# [Try it]
Search each line below for "JSON", then return the lines where it appears.

::: Source material :::

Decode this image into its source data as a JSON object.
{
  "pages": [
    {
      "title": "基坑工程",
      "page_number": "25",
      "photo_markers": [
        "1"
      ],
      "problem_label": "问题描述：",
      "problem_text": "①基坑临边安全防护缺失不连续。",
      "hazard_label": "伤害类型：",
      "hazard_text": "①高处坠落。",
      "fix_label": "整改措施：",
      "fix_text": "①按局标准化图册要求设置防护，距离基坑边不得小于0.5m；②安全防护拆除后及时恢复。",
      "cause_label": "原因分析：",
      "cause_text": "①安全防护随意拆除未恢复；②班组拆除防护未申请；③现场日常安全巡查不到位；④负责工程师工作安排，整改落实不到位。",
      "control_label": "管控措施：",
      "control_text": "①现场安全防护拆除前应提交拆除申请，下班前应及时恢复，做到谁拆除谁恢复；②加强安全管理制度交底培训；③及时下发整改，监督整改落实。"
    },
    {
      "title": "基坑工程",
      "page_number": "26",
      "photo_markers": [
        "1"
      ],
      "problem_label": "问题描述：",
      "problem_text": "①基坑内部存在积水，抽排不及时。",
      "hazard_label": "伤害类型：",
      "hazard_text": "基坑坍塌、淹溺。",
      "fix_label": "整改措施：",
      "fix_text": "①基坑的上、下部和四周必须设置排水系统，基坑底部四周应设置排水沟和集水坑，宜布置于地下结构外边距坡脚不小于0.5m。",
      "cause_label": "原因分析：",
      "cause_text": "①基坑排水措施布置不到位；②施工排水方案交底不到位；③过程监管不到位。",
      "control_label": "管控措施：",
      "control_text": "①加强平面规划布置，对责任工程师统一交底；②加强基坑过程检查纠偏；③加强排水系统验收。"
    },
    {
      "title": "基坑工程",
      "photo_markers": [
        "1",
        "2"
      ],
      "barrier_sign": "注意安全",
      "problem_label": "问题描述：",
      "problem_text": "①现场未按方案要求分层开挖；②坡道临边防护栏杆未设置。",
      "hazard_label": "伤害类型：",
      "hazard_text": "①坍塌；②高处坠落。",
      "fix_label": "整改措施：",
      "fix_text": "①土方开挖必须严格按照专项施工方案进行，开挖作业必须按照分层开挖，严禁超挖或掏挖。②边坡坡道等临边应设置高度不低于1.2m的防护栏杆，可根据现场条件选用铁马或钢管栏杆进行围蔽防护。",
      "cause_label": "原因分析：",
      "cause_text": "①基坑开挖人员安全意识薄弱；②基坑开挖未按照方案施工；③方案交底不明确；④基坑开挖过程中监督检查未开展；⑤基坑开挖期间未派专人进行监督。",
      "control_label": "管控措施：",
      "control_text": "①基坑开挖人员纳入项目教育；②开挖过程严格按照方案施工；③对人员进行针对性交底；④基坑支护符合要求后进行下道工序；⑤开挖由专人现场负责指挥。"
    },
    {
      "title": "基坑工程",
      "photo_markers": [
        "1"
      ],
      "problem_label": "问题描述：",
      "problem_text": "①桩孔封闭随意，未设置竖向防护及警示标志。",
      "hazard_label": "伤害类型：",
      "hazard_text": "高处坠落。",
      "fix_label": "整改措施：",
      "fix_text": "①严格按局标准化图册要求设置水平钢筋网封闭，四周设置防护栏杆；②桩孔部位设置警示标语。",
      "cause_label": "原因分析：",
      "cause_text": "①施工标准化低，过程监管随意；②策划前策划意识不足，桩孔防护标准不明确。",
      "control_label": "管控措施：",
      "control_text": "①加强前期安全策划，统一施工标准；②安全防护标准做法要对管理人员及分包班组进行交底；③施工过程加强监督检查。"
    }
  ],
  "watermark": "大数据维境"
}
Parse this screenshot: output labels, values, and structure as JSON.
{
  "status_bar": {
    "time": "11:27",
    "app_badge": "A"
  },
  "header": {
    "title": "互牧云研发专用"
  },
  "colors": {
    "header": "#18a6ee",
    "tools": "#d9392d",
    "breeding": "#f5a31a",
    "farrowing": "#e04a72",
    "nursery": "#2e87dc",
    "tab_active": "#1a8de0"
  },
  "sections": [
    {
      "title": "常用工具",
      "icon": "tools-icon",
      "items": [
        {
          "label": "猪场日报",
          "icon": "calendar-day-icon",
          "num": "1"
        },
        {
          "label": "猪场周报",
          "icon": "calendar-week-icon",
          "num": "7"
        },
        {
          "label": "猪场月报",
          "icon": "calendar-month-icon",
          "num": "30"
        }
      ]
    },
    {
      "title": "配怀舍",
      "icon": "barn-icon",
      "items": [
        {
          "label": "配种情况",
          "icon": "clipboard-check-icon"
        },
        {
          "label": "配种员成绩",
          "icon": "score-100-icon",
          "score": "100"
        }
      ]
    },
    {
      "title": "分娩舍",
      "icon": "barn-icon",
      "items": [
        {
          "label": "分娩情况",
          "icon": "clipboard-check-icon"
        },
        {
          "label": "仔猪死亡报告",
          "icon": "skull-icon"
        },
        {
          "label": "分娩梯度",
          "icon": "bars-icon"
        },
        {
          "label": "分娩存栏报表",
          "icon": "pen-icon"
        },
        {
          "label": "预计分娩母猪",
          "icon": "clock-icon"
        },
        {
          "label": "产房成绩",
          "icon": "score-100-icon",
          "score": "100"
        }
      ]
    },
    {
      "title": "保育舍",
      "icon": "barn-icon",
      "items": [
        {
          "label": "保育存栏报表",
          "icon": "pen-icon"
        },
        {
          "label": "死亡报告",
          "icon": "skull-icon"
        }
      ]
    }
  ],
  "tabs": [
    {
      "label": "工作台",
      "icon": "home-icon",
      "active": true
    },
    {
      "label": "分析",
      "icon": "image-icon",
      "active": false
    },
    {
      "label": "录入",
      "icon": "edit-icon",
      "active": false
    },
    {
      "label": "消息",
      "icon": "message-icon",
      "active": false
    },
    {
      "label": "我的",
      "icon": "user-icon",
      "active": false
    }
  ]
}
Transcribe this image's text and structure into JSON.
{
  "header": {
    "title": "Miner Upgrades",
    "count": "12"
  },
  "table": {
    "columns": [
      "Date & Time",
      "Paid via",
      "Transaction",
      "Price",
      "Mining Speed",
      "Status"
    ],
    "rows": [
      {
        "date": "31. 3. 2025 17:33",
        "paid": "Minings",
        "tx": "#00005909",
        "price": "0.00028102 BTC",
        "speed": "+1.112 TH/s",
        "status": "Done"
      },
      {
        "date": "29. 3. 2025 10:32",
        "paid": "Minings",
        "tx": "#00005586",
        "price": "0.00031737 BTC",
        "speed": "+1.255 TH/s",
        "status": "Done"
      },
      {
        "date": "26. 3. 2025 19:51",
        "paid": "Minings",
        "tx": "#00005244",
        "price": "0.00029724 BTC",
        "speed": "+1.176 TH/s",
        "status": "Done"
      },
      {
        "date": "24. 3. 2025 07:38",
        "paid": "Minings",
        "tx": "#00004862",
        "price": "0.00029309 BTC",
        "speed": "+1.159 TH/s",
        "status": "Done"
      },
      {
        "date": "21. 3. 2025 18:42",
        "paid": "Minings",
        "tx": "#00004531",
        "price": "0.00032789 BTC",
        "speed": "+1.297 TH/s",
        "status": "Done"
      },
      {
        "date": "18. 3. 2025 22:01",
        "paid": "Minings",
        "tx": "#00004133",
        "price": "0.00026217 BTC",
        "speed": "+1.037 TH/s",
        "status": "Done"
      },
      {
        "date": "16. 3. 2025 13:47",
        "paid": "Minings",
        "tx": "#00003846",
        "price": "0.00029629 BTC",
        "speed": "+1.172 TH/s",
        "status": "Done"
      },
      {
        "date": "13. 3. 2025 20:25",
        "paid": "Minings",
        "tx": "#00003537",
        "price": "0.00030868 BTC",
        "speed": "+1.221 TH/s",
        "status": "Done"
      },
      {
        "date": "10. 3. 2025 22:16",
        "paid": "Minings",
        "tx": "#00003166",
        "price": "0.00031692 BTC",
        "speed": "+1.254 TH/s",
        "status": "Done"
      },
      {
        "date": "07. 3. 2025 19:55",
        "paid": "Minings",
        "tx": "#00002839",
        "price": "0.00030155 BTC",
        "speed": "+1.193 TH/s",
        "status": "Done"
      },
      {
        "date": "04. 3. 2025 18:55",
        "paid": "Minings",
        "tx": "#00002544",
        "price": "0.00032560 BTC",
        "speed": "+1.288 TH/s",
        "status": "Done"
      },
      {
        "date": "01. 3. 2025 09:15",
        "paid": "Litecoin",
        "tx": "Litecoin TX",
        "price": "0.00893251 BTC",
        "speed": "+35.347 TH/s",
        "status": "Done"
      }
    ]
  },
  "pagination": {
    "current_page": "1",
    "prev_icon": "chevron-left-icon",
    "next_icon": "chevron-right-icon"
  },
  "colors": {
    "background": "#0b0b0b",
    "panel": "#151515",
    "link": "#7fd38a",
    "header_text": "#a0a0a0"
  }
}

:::

# [Exercise response]
Decode this image into its source data as a JSON object.
Parse this screenshot: output labels, values, and structure as JSON.
Transcribe this image's text and structure into JSON.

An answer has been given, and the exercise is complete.